## STUDY MATERIAL
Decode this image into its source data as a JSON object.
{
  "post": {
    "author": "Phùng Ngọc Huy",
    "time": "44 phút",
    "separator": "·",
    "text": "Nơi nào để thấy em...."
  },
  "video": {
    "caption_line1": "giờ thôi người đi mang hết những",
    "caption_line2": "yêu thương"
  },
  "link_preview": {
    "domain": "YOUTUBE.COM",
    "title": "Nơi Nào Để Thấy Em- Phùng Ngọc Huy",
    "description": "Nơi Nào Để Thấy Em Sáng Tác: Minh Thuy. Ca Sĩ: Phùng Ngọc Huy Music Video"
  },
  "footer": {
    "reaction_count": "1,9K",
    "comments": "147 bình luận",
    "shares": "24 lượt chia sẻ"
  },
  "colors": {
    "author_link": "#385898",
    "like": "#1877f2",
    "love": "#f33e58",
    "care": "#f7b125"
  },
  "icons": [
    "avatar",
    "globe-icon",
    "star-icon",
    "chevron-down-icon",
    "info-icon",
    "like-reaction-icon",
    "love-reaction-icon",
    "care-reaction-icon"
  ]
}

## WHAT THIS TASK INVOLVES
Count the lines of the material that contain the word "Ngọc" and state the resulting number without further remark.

## RESPONSE
3